The perfect storm that was the 2005-06 NHL season which had a wonderful ending for the Carolina Hurricanes was characterized by 2 key ingredients. First, the NHL itself changed radically. The implementation of a salary cap changed the player allocations significantly. And key changes on the ice revamped the game itself. Allowing 2-line passes and enforcing obstruction type penalties shifted the game more in favor of smaller, faster players. Second, the Carolina Hurricanes roster changed radically as well. Roughly ½ of the players on the team changed since the end of the 2003-04 season (with 2004-05 season being lost to the lockout).
The 2005-06 roster was full of wildcards both identified and not identified.
–Eric Staal had another full year to mature in the AHL since his rookie season.
–Veteran Ray Whitney was coming off a reduced role in Detroit and looking to regain his offensive form.
–The Canes planned to go with Martin Gerber in net who looked good but was inexperienced as a starter.
–2004 #4 overall pick Andrew Ladd was now in the mix.
–Fun playoff hero for Calgary, Mike Commodore, was added on defense.
In short, there was a large number of players whose performance was hard to predict in their new situation. When those players as a group largely put it all together, the Canes suddenly went from really bad to really good in a hurry.
I think one can make a strong argument that the number of wildcards for the 2015-16 Carolina Hurricanes is as many as it has been since that 2005-06 season. Consider that:
–Noah Hanifin is drafted to be an elite NHL defenseman, but it is a wild guess right now on exactly what the schedule for that will be. On the one hand, the 1st defenseman taken last summer (Aaron Ekblad) immediately jumped into the Panthers’ top 4 without a hitch. On the other hand, the norm for even good defensemen is a couple years to develop.
–Jeff Skinner, Eric Staal and Jordan Staal. All 3 had pretty light years scoring-wise in 2014-15, but seem to have significant upside offensively if they can refind their previous levels.
–Derek Ryan was a very good playmaker in Europe the past 2 years.
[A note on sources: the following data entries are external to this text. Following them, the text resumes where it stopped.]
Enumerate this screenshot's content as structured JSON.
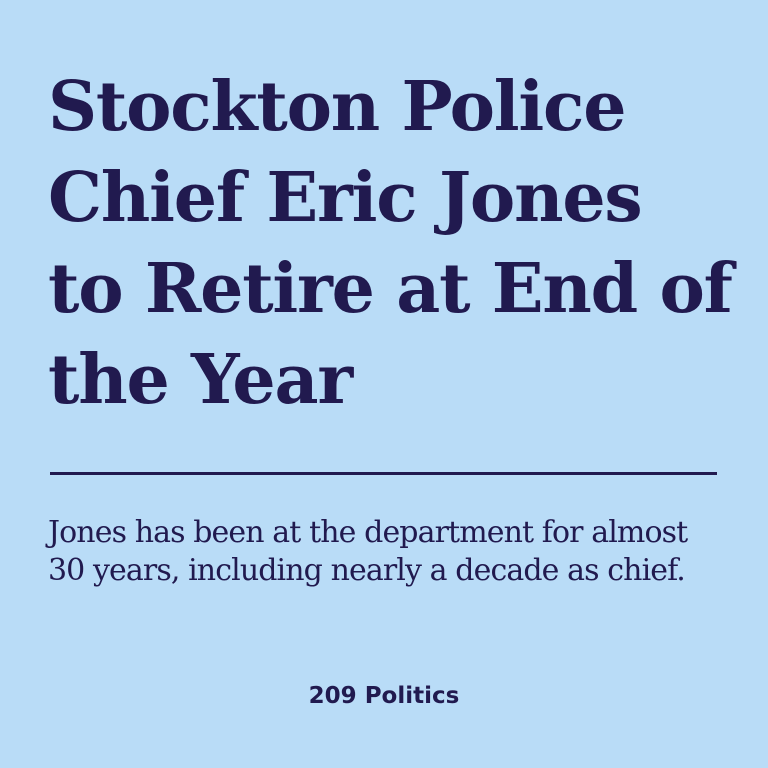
{
  "article": {
    "headline": "Stockton Police Chief Eric Jones to Retire at End of the Year",
    "summary": "Jones has been at the department for almost 30 years, including nearly a decade as chief.",
    "source": "209 Politics"
  },
  "colors": {
    "background": "#b9dcf7",
    "text": "#211a4f"
  }
}
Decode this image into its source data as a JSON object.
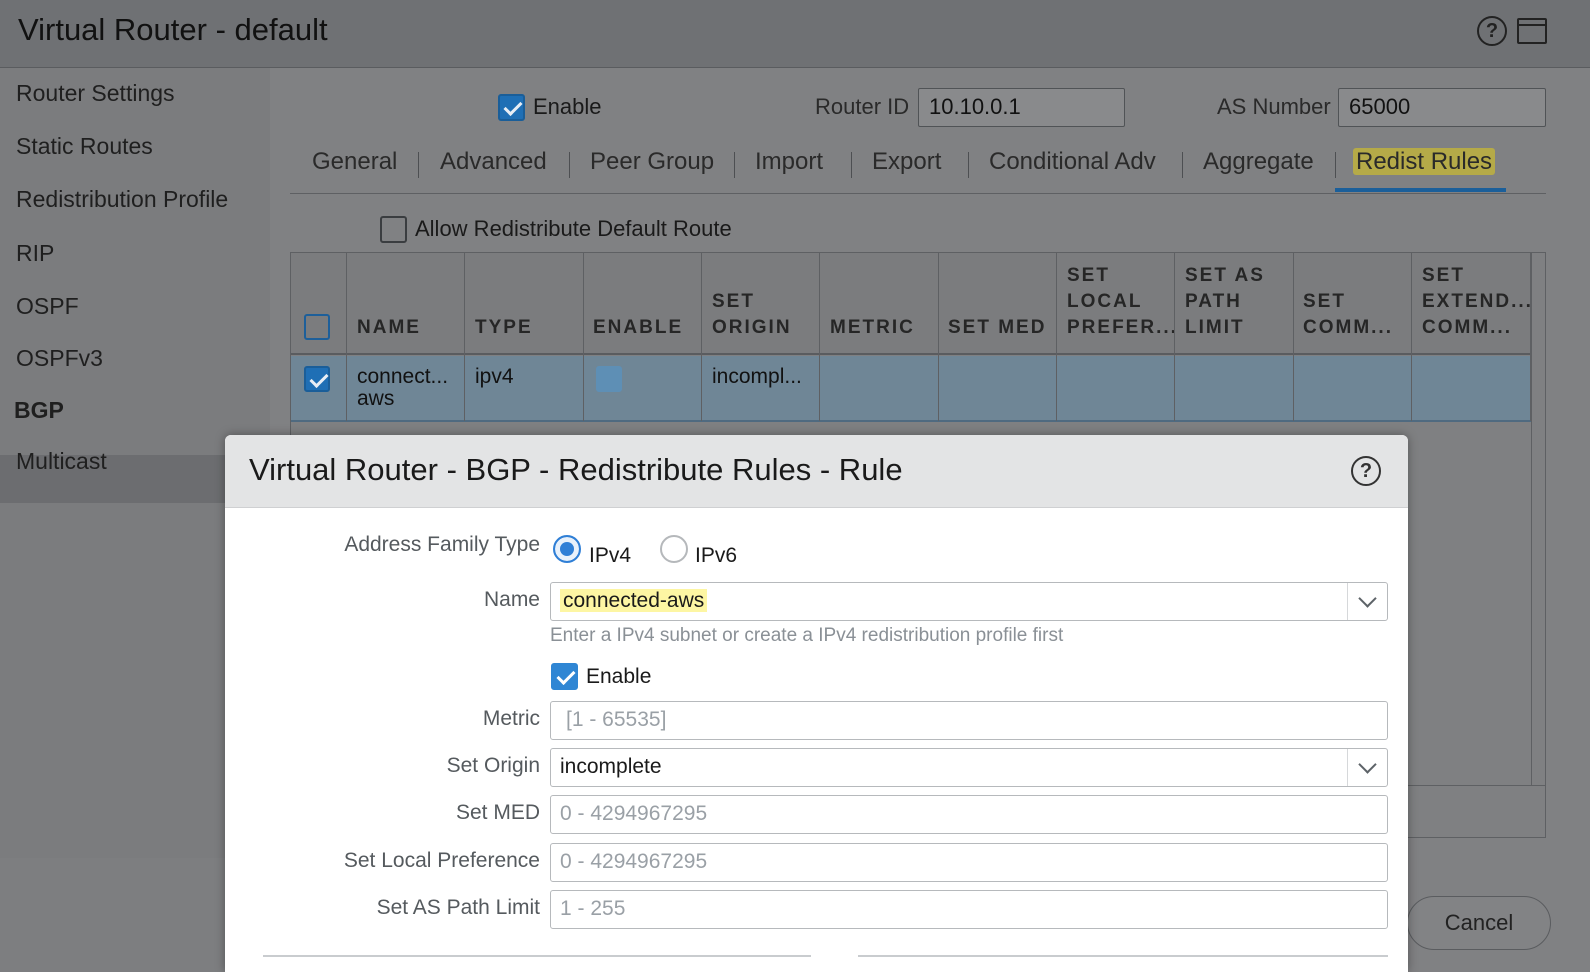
{
  "window": {
    "title": "Virtual Router - default"
  },
  "sidebar": {
    "items": [
      {
        "label": "Router Settings"
      },
      {
        "label": "Static Routes"
      },
      {
        "label": "Redistribution Profile"
      },
      {
        "label": "RIP"
      },
      {
        "label": "OSPF"
      },
      {
        "label": "OSPFv3"
      },
      {
        "label": "BGP",
        "active": true
      },
      {
        "label": "Multicast"
      }
    ]
  },
  "bgp": {
    "enable_label": "Enable",
    "router_id_label": "Router ID",
    "router_id_value": "10.10.0.1",
    "as_number_label": "AS Number",
    "as_number_value": "65000",
    "tabs": [
      {
        "label": "General"
      },
      {
        "label": "Advanced"
      },
      {
        "label": "Peer Group"
      },
      {
        "label": "Import"
      },
      {
        "label": "Export"
      },
      {
        "label": "Conditional Adv"
      },
      {
        "label": "Aggregate"
      },
      {
        "label": "Redist Rules",
        "active": true
      }
    ],
    "allow_default_label": "Allow Redistribute Default Route",
    "table": {
      "headers": {
        "name": "NAME",
        "type": "TYPE",
        "enable": "ENABLE",
        "set_origin_1": "SET",
        "set_origin_2": "ORIGIN",
        "metric": "METRIC",
        "set_med": "SET MED",
        "local_1": "SET",
        "local_2": "LOCAL",
        "local_3": "PREFER...",
        "aspath_1": "SET AS",
        "aspath_2": "PATH",
        "aspath_3": "LIMIT",
        "comm_1": "SET",
        "comm_2": "COMM...",
        "ext_1": "SET",
        "ext_2": "EXTEND...",
        "ext_3": "COMM..."
      },
      "rows": [
        {
          "name_line1": "connect...",
          "name_line2": "aws",
          "type": "ipv4",
          "enabled": true,
          "set_origin": "incompl..."
        }
      ]
    },
    "cancel_label": "Cancel"
  },
  "modal": {
    "title": "Virtual Router - BGP - Redistribute Rules - Rule",
    "address_family_label": "Address Family Type",
    "ipv4_label": "IPv4",
    "ipv6_label": "IPv6",
    "address_family_selected": "IPv4",
    "name_label": "Name",
    "name_value": "connected-aws",
    "name_hint": "Enter a IPv4 subnet or create a IPv4 redistribution profile first",
    "enable_label": "Enable",
    "metric_label": "Metric",
    "metric_placeholder": "[1 - 65535]",
    "set_origin_label": "Set Origin",
    "set_origin_value": "incomplete",
    "set_med_label": "Set MED",
    "set_med_placeholder": "0 - 4294967295",
    "set_local_pref_label": "Set Local Preference",
    "set_local_pref_placeholder": "0 - 4294967295",
    "set_as_path_label": "Set AS Path Limit",
    "set_as_path_placeholder": "1 - 255"
  }
}
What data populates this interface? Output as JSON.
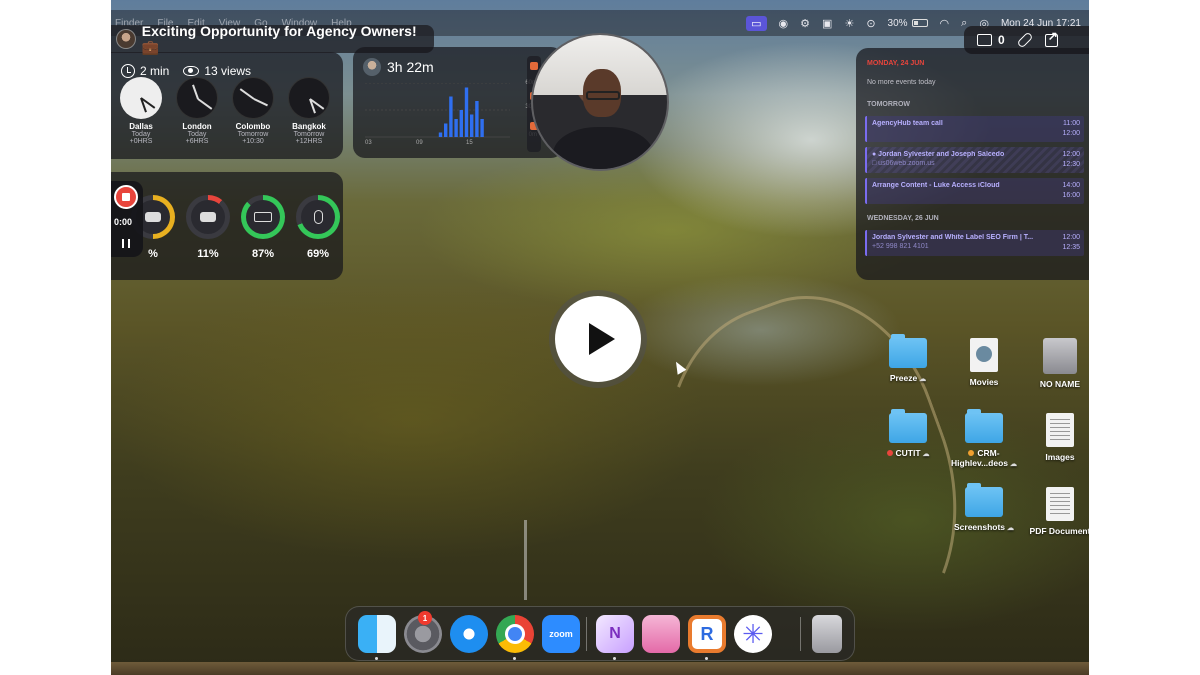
{
  "menubar": {
    "left_items": [
      "Finder",
      "File",
      "Edit",
      "View",
      "Go",
      "Window",
      "Help"
    ],
    "battery_percent": "30%",
    "datetime": "Mon 24 Jun  17:21",
    "icons": [
      "screen-record-icon",
      "grammarly-icon",
      "control-icon",
      "messages-icon",
      "brightness-icon",
      "play-circle-icon",
      "battery-icon",
      "wifi-icon",
      "search-icon",
      "control-center-icon",
      "siri-icon"
    ]
  },
  "video": {
    "title": "Exciting Opportunity for Agency Owners! 💼",
    "duration": "2 min",
    "views": "13 views",
    "comment_count": "0"
  },
  "world_clock": {
    "clocks": [
      {
        "city": "Dallas",
        "day": "Today",
        "offset": "+0HRS",
        "hour": 5,
        "minute": 21,
        "dark": false
      },
      {
        "city": "London",
        "day": "Today",
        "offset": "+6HRS",
        "hour": 11,
        "minute": 21,
        "dark": true
      },
      {
        "city": "Colombo",
        "day": "Tomorrow",
        "offset": "+10:30",
        "hour": 3,
        "minute": 51,
        "dark": true
      },
      {
        "city": "Bangkok",
        "day": "Tomorrow",
        "offset": "+12HRS",
        "hour": 5,
        "minute": 21,
        "dark": true
      }
    ]
  },
  "screen_time": {
    "total": "3h 22m",
    "y_labels": [
      "60m",
      "30m",
      "0m"
    ],
    "x_labels": [
      "03",
      "09",
      "15"
    ],
    "bars": [
      0,
      0,
      0,
      0,
      0,
      0,
      0,
      0,
      0,
      0,
      0,
      0,
      0,
      0,
      5,
      15,
      45,
      20,
      30,
      55,
      25,
      40,
      20,
      0
    ]
  },
  "batteries": {
    "items": [
      {
        "label": "%",
        "level": 0.5,
        "color": "#e8b020",
        "device": "headphones-icon"
      },
      {
        "label": "11%",
        "level": 0.11,
        "color": "#e8453c",
        "device": "case-icon"
      },
      {
        "label": "87%",
        "level": 0.87,
        "color": "#34c759",
        "device": "keyboard-icon"
      },
      {
        "label": "69%",
        "level": 0.69,
        "color": "#34c759",
        "device": "mouse-icon"
      }
    ]
  },
  "recorder": {
    "time": "0:00"
  },
  "calendar": {
    "date_header": "MONDAY, 24 JUN",
    "no_events": "No more events today",
    "tomorrow_label": "TOMORROW",
    "wednesday_label": "WEDNESDAY, 26 JUN",
    "events": [
      {
        "title": "AgencyHub team call",
        "sub": "",
        "start": "11:00",
        "end": "12:00"
      },
      {
        "title": "● Jordan Sylvester and Joseph Salcedo",
        "sub": "□ us06web.zoom.us",
        "start": "12:00",
        "end": "12:30"
      },
      {
        "title": "Arrange Content - Luke Access iCloud",
        "sub": "",
        "start": "14:00",
        "end": "16:00"
      },
      {
        "title": "Jordan Sylvester and White Label SEO Firm | T...",
        "sub": "+52 998 821 4101",
        "start": "12:00",
        "end": "12:35"
      }
    ]
  },
  "desktop": {
    "items": [
      {
        "label": "Preeze",
        "kind": "folder",
        "cloud": true,
        "tag": ""
      },
      {
        "label": "Movies",
        "kind": "movie",
        "cloud": false,
        "tag": ""
      },
      {
        "label": "NO NAME",
        "kind": "disk",
        "cloud": false,
        "tag": ""
      },
      {
        "label": "CUTIT",
        "kind": "folder",
        "cloud": true,
        "tag": "#e8453c"
      },
      {
        "label": "CRM-Highlev...deos",
        "kind": "folder",
        "cloud": true,
        "tag": "#f0a030"
      },
      {
        "label": "Images",
        "kind": "doc",
        "cloud": false,
        "tag": ""
      },
      {
        "label": "Screenshots",
        "kind": "folder",
        "cloud": true,
        "tag": ""
      },
      {
        "label": "PDF Document",
        "kind": "doc",
        "cloud": false,
        "tag": ""
      }
    ]
  },
  "dock": {
    "apps": [
      "finder-icon",
      "system-settings-icon",
      "safari-icon",
      "chrome-icon",
      "zoom-icon",
      "onenote-icon",
      "screen-app-icon",
      "r-app-icon",
      "star-app-icon",
      "trash-icon"
    ],
    "zoom_label": "zoom",
    "onenote_label": "N",
    "r_label": "R",
    "star_label": "✳",
    "settings_badge": "1"
  }
}
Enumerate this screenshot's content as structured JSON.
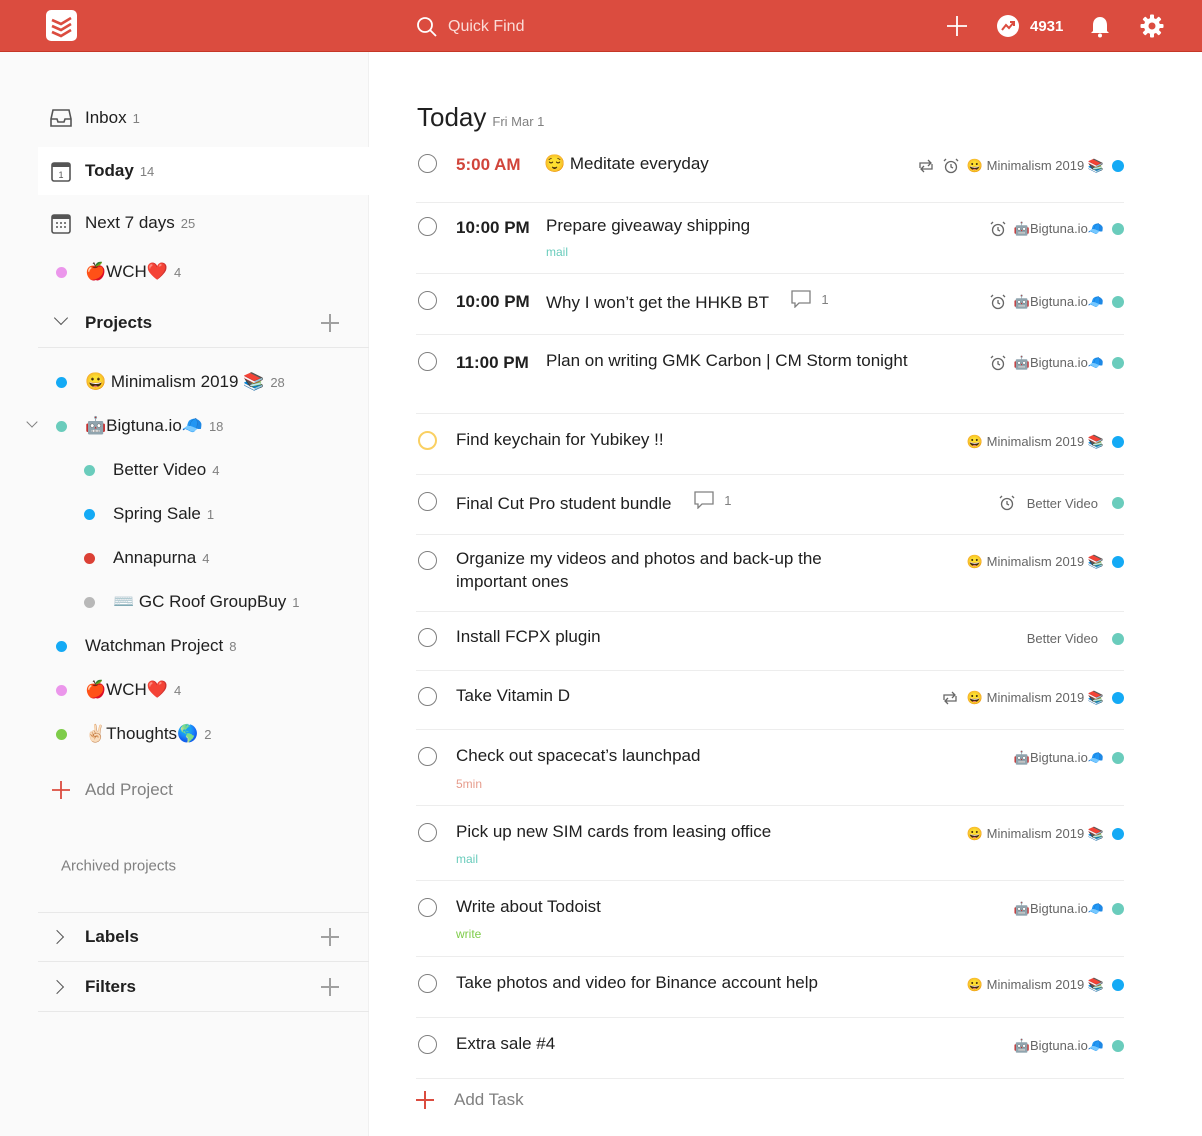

Could he jump straight to the NHL and bring that same level of playmaking to the Canes? Or will he take time to mold his game to the NHL?
–Eddie Lack was good in the 2nd half of the year in Vancouver last season and is just entering his prime with NHL experience. Could be the answer in net that the Canes have mostly lacked in recent years?
–Elias Lindholm and Victor Rask have made progress growing into serviceable top 9 forwards at young ages. But now that they are comfortable at the NHL level, is it possible that 1 or both can find a completely different gear and become the kind of young player that lifts the whole team up?
–Chris Terry and Zach Boychuk both finally earned significant runs of NHL ice time last season. Both seemed to make strides defensively but were unable to bring their AHL scoring prowess. Is it possible that a year of experience helps them take the next step which is to bring more offense to the Canes lineup?
–James Wisniewski and the offensively-leaning blue line have the potential to create more offense. Is it possible that the Canes scoring struggles were not so much a lack of production from the forwards but rather a lack of opportunity because the of an offensively limited blue line? If so, can the removal of a few stay-home defensemen and replacement with more puck-moving defensemen be the scoring boost that the team needs?
As an example, what if Hanifin is the 2nd coming of Ekblad and quickly grows to be a solid #2/#3 defenseman and is playing solid hockey with Faulk by early December, Lack proves that he is ready to be an every-night starter and Derek Ryan proves to be an offensive catalyst for a scoring line and also the power play? It only takes 2-4 things to magically fall into place and the prospects of a team can change significantly.
And that is what makes the NHL so fun and makes training camp for the 2015-16 season son intriguing.